Net Unrealized Appreciation (NUA) – Worth It?
Happy New Year to you and your families! That is, if it is still appropriate to wish people a Happy New Year this far into January. I always enjoy the debate around how far into the year you can still say that. I tend to land on through the end of January. I think Seinfeld agrees with that sentiment! 😊
As we enter the new year and are doing our best to stick with resolutions (see Kira’s most recent post!), maybe one of yours was to finally consolidate all of those old company retirement plans that you have left behind at previous jobs into one IRA. Generally, this can be a good idea, because it can help you better manage the investments and distributions, usually gain access to a wider array of investments, and get centralized reporting of performance and activity among many other benefits. I will also add a note here to make sure your beneficiaries are up to date regardless of whether or not you consolidate plans. We have seen situations where ex-spouses were left on old accounts unintentionally, and needless to say, that can result in a less than desirable outcome at your passing.
However, there are some things to weigh when considering a rollover to an IRA. There are a few benefits to leaving money in a company plan, but the focus of this post is whether or not to utilize the Net Unrealized Appreciation strategy. If you have a significant amount of company stock in your 401(k), you may want to look into electing this option with your first distribution. The shortest explanation of the benefits is that it could save you some tax dollars.
Please see the decision tree below should you be facing this issue:
If you do elect NUA, you will be taxed on just the cost basis of the stock (the amount you paid for it, or the cost when you received it) and it will be reported as ordinary income at the time of the distribution. So, timing will be important here. Ideally, you have stopped working, so your income tax rate will be lower, and you can better handle the additional income tax. If you do not elect the NUA option, the entire amount of the company stock will be taxed as ordinary income at the time of distribution.
The strategy here is to have the appreciation of the stock be taxed as long-term capital gains (a more favorable rate) when you do eventually sell the stock. The logistics are that you instruct the plan to move the company stock out of your plan into a brokerage account where it can be held until it is sold. Usually there are other investments in the plan that can be rolled into an IRA.
Note that this is not always advisable even if you have appreciated stock. It might mean that you are forced to hold a large portion of your funds in one stock, which may prevent you from achieving a properly diversified portfolio.
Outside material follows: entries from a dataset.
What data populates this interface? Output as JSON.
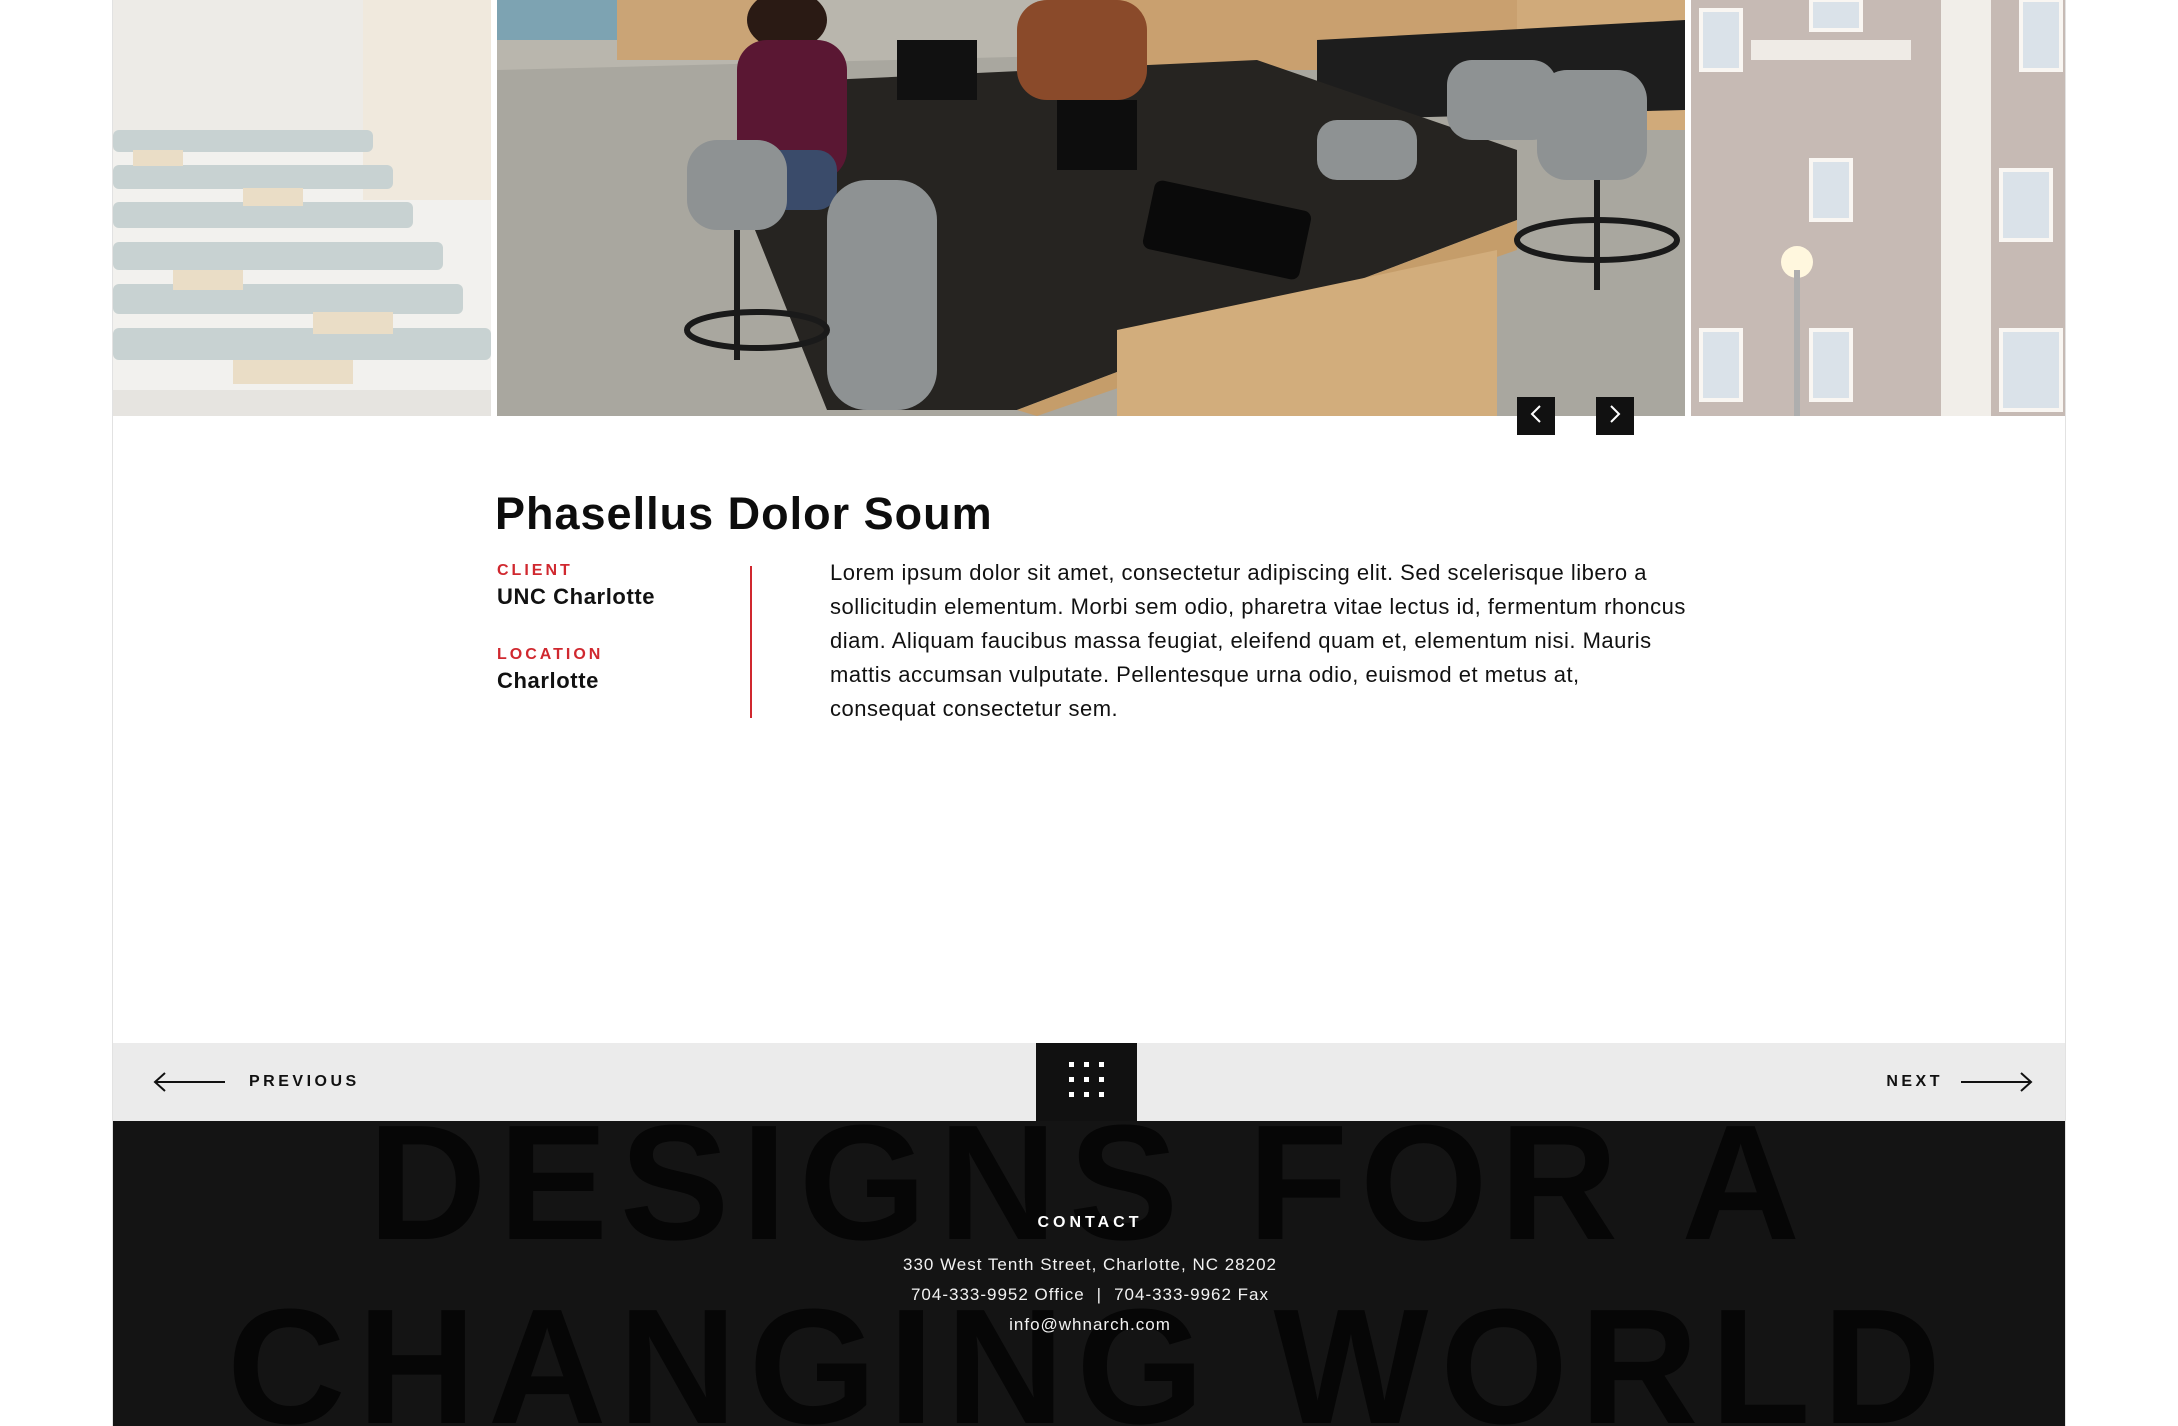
{
  "gallery": {
    "prev_slide_label": "previous slide",
    "next_slide_label": "next slide"
  },
  "project": {
    "title": "Phasellus Dolor Soum",
    "client_label": "CLIENT",
    "client_value": "UNC Charlotte",
    "location_label": "LOCATION",
    "location_value": "Charlotte",
    "description": "Lorem ipsum dolor sit amet, consectetur adipiscing elit. Sed scelerisque libero a sollicitudin elementum. Morbi sem odio, pharetra vitae lectus id, fermentum rhoncus diam. Aliquam faucibus massa feugiat, eleifend quam et, elementum nisi. Mauris mattis accumsan vulputate. Pellentesque urna odio, euismod et metus at, consequat consectetur sem."
  },
  "pager": {
    "previous_label": "PREVIOUS",
    "next_label": "NEXT"
  },
  "footer": {
    "bg_line1": "DESIGNS FOR A",
    "bg_line2": "CHANGING WORLD",
    "contact_heading": "CONTACT",
    "address": "330 West Tenth Street, Charlotte, NC 28202",
    "office_phone": "704-333-9952 Office",
    "separator": "|",
    "fax": "704-333-9962 Fax",
    "email": "info@whnarch.com"
  },
  "colors": {
    "accent": "#d0282f",
    "dark": "#111111",
    "pager_bg": "#ebebeb",
    "footer_bg": "#141414"
  },
  "icons": {
    "gallery_prev": "chevron-left-icon",
    "gallery_next": "chevron-right-icon",
    "pager_prev": "arrow-left-icon",
    "pager_next": "arrow-right-icon",
    "grid": "grid-dots-icon"
  }
}
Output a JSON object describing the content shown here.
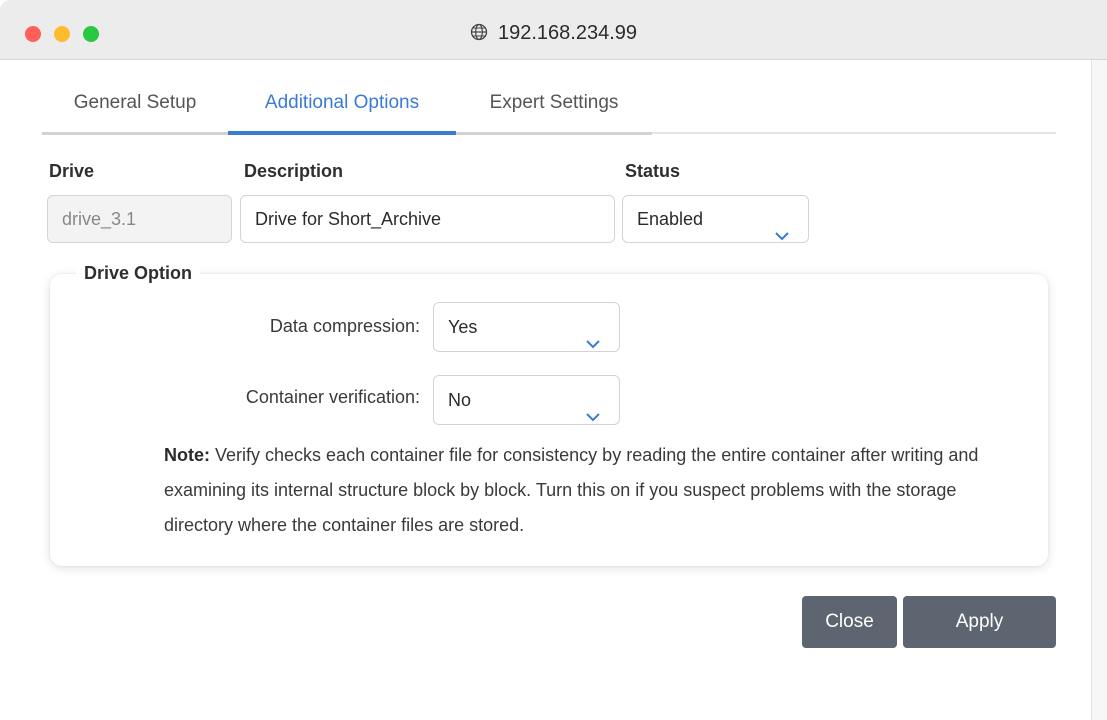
{
  "window": {
    "title": "192.168.234.99"
  },
  "tabs": [
    {
      "label": "General Setup",
      "active": false
    },
    {
      "label": "Additional Options",
      "active": true
    },
    {
      "label": "Expert Settings",
      "active": false
    }
  ],
  "columns": {
    "drive": "Drive",
    "description": "Description",
    "status": "Status"
  },
  "fields": {
    "drive_value": "drive_3.1",
    "description_value": "Drive for Short_Archive",
    "status_value": "Enabled"
  },
  "drive_option": {
    "legend": "Drive Option",
    "compression_label": "Data compression:",
    "compression_value": "Yes",
    "verification_label": "Container verification:",
    "verification_value": "No",
    "note_prefix": "Note:",
    "note_text": " Verify checks each container file for consistency by reading the entire container after writing and examining its internal structure block by block. Turn this on if you suspect problems with the storage directory where the container files are stored."
  },
  "buttons": {
    "close": "Close",
    "apply": "Apply"
  },
  "colors": {
    "accent": "#3a7bd5",
    "button": "#5d6570"
  },
  "icons": {
    "title": "globe-icon",
    "dropdown": "chevron-down-icon"
  }
}
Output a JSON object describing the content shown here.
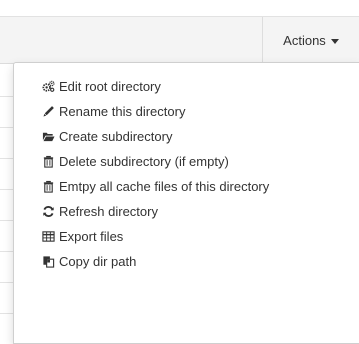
{
  "toolbar": {
    "actions_label": "Actions"
  },
  "menu": {
    "items": [
      {
        "label": "Edit root directory",
        "icon": "gears-icon"
      },
      {
        "label": "Rename this directory",
        "icon": "pencil-icon"
      },
      {
        "label": "Create subdirectory",
        "icon": "folder-open-icon"
      },
      {
        "label": "Delete subdirectory (if empty)",
        "icon": "trash-icon"
      },
      {
        "label": "Emtpy all cache files of this directory",
        "icon": "trash-icon"
      },
      {
        "label": "Refresh directory",
        "icon": "refresh-icon"
      },
      {
        "label": "Export files",
        "icon": "table-icon"
      },
      {
        "label": "Copy dir path",
        "icon": "copy-icon"
      }
    ]
  },
  "colors": {
    "text": "#333333",
    "toolbar_bg": "#f4f4f4",
    "menu_border": "#cfcfcf"
  }
}
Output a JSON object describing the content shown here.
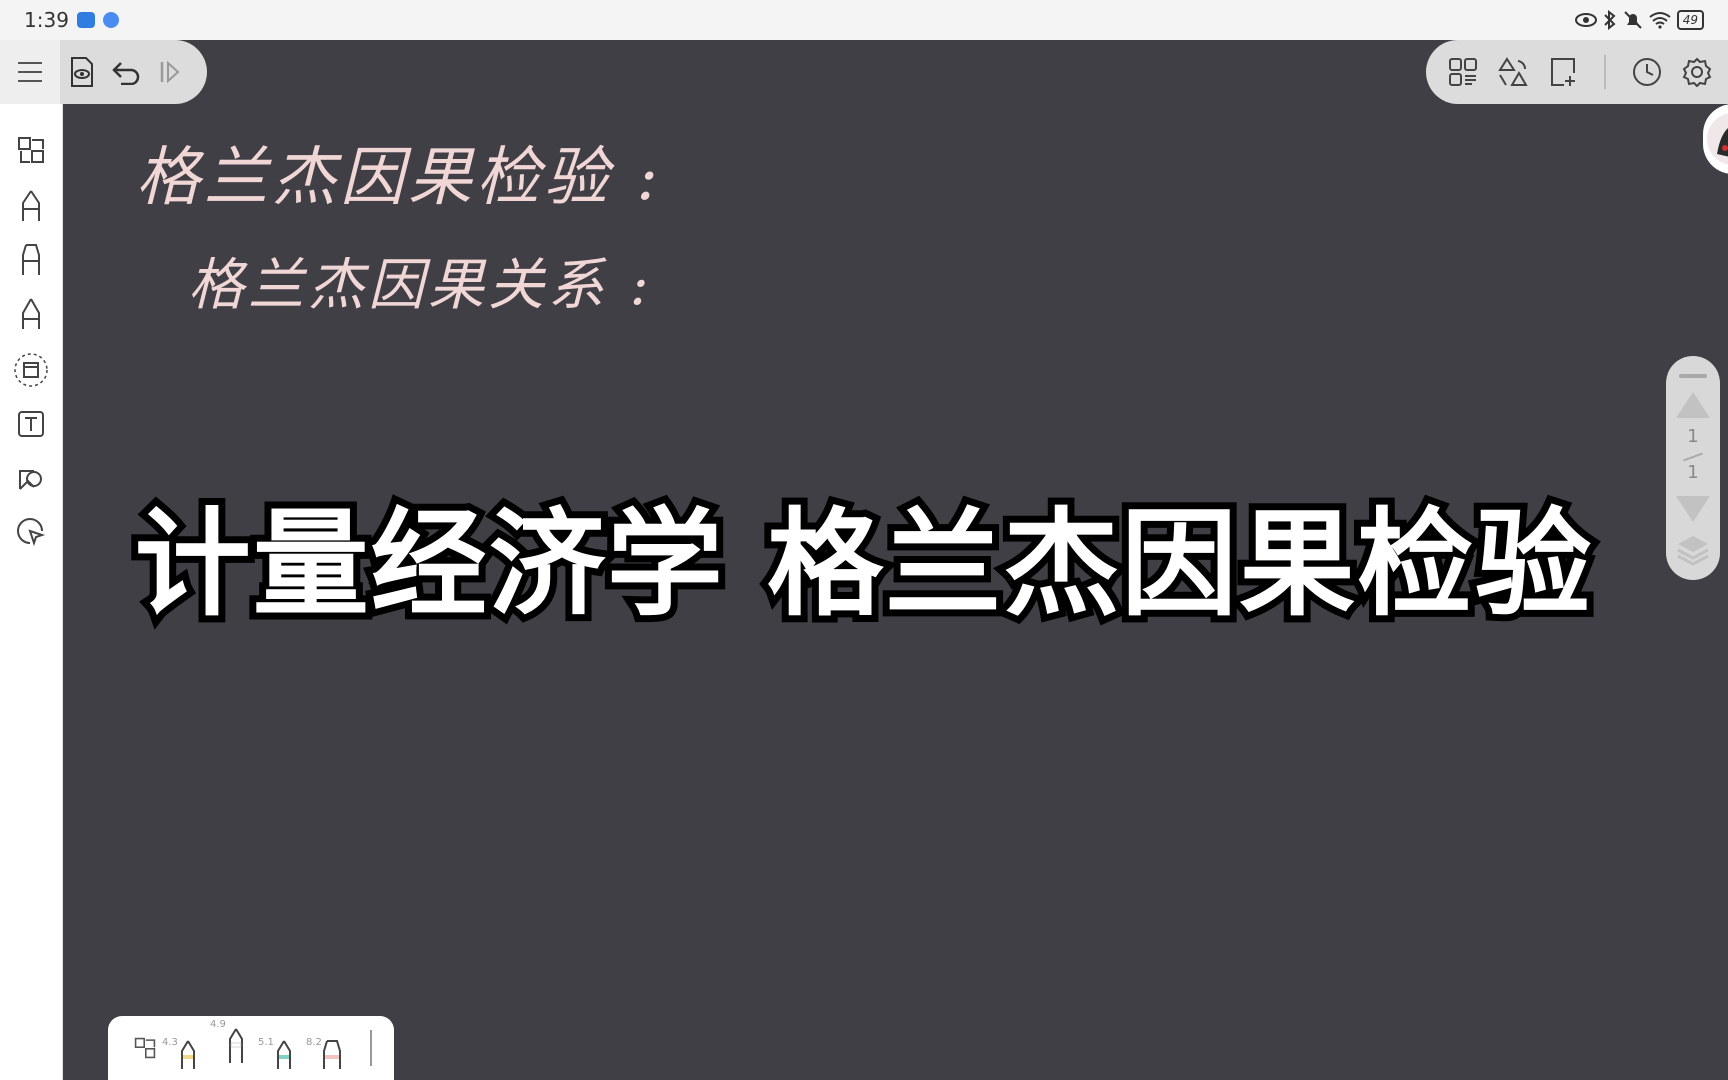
{
  "status_bar": {
    "time": "1:39",
    "battery": "49"
  },
  "handwriting": {
    "line1": "格兰杰因果检验 :",
    "line2": "格兰杰因果关系 :"
  },
  "caption": "计量经济学 格兰杰因果检验",
  "page_nav": {
    "current": "1",
    "total": "1"
  },
  "pen_tray": {
    "pens": [
      {
        "size": "4.3",
        "color": "#f2d98a"
      },
      {
        "size": "4.9",
        "color": "#ffffff"
      },
      {
        "size": "5.1",
        "color": "#7fd3c6"
      },
      {
        "size": "8.2",
        "color": "#f2c4c4"
      }
    ]
  },
  "colors": {
    "canvas": "#403f45",
    "ink": "#f1d6d6",
    "toolbar": "#dcdcdc"
  },
  "icons": {
    "left_rail": [
      "shapes-icon",
      "fountain-pen-icon",
      "marker-pen-icon",
      "pencil-icon",
      "lasso-icon",
      "text-box-icon",
      "image-icon",
      "laser-pointer-icon"
    ],
    "top_left": [
      "menu-icon",
      "read-mode-icon",
      "undo-icon",
      "redo-icon"
    ],
    "top_right": [
      "thumbnails-icon",
      "shapes-recognition-icon",
      "add-page-icon",
      "history-icon",
      "settings-icon"
    ]
  }
}
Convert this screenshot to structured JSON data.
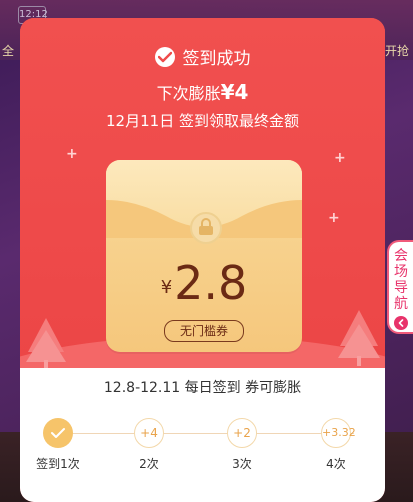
{
  "background": {
    "status_time": "12:12",
    "left_snippet": "全",
    "right_snippet": "开抢"
  },
  "dialog": {
    "success_title": "签到成功",
    "next_inflate_prefix": "下次膨胀",
    "next_inflate_amount": "¥4",
    "claim_date_text": "12月11日 签到领取最终金额",
    "coupon": {
      "currency": "¥",
      "amount": "2.8",
      "tag": "无门槛券"
    },
    "period_text": "12.8-12.11 每日签到 券可膨胀",
    "steps": [
      {
        "value": "",
        "label": "签到1次",
        "done": true
      },
      {
        "value": "+4",
        "label": "2次",
        "done": false
      },
      {
        "value": "+2",
        "label": "3次",
        "done": false
      },
      {
        "value": "+3.32",
        "label": "4次",
        "done": false
      }
    ]
  },
  "side_nav": {
    "label": "会场导航"
  },
  "colors": {
    "dialog_red": "#ef4b4b",
    "envelope_gold": "#f5c77c",
    "amount_brown": "#6b2a14",
    "step_done": "#f6c46a",
    "nav_pink": "#e8336b"
  }
}
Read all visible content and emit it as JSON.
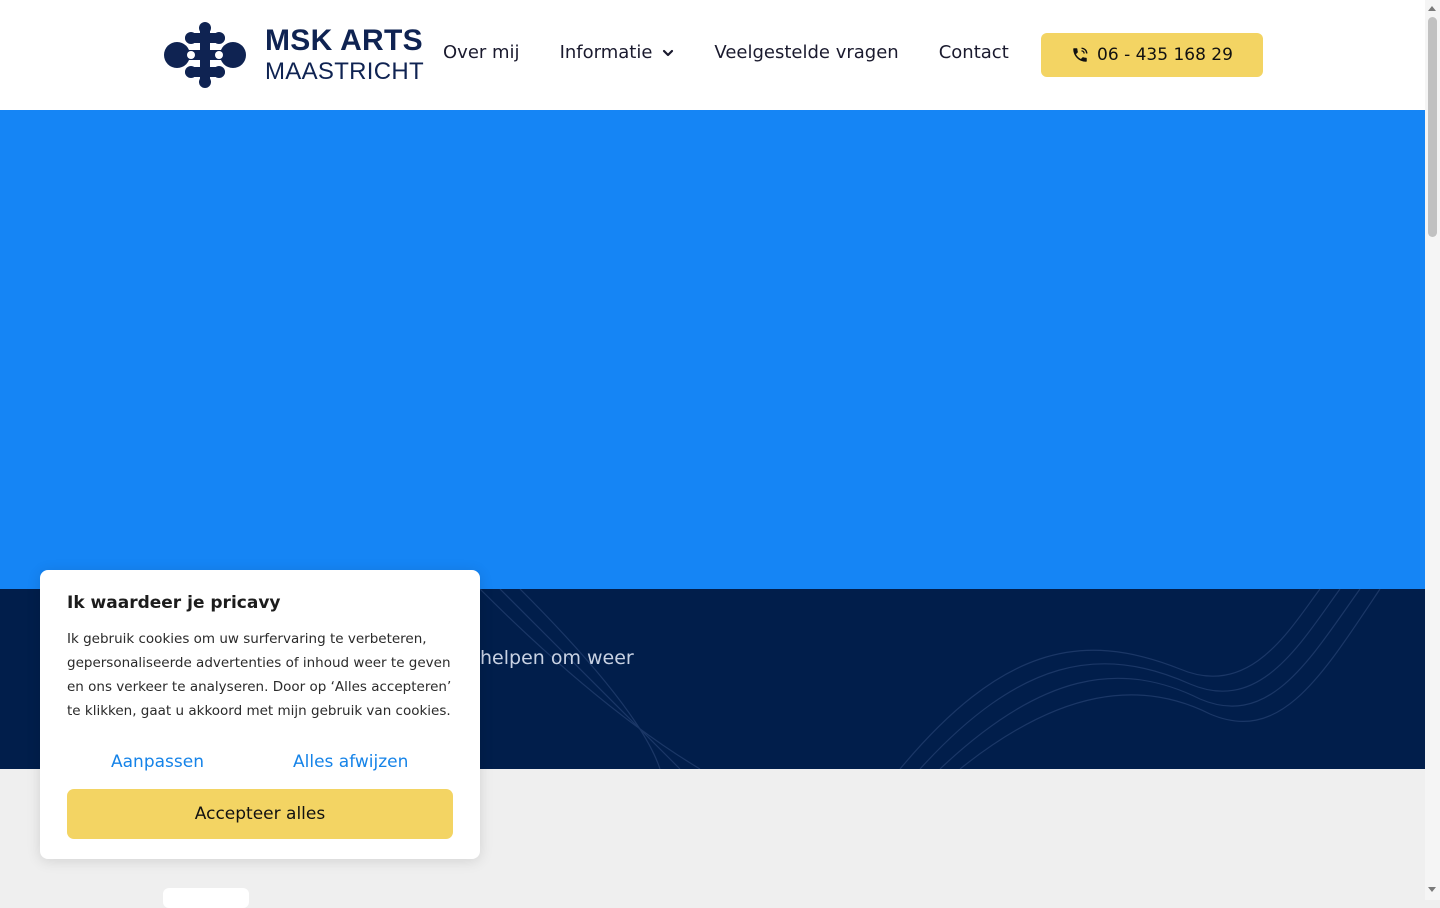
{
  "brand": {
    "name_line1": "MSK ARTS",
    "name_line2": "MAASTRICHT",
    "color": "#0f2352",
    "logo_icon": "molecule-logo-icon"
  },
  "nav": {
    "items": [
      {
        "label": "Over mij"
      },
      {
        "label": "Informatie",
        "has_dropdown": true
      },
      {
        "label": "Veelgestelde vragen"
      },
      {
        "label": "Contact"
      }
    ],
    "dropdown_icon": "chevron-down-icon"
  },
  "phone_button": {
    "label": "06 - 435 168 29",
    "icon": "phone-icon",
    "color": "#f3d463"
  },
  "hero": {
    "color": "#1585f5"
  },
  "intro_band": {
    "color": "#011e4b",
    "partial_text": "helpen om weer"
  },
  "cookie_banner": {
    "title": "Ik waardeer je pricavy",
    "body": "Ik gebruik cookies om uw surfervaring te verbeteren, gepersonaliseerde advertenties of inhoud weer te geven en ons verkeer te analyseren. Door op ‘Alles accepteren’ te klikken, gaat u akkoord met mijn gebruik van cookies.",
    "customize_label": "Aanpassen",
    "reject_label": "Alles afwijzen",
    "accept_label": "Accepteer alles",
    "link_color": "#1583e8",
    "accept_color": "#f3d463"
  }
}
And, of course, the stock price could always go down, in which case the strategy would not have been worth it. Most plan administrators will at least make you aware of the option when you attempt to initiate the rollover, but do keep this in mind when consolidating our plans.
Here at Meridian, we try to help our clients find ways to avoid the tax bite, especially when it comes to retirement plan distributions. Most are willing to pay their fair share, but no one wants to pay more than they are required to. Unfortunately, the fish we caught on a fishing trip last year definitely did not avoid the bite of a shark that took his share while we had it hooked on the line!
Once again, Happy New Year (?) to you and yours!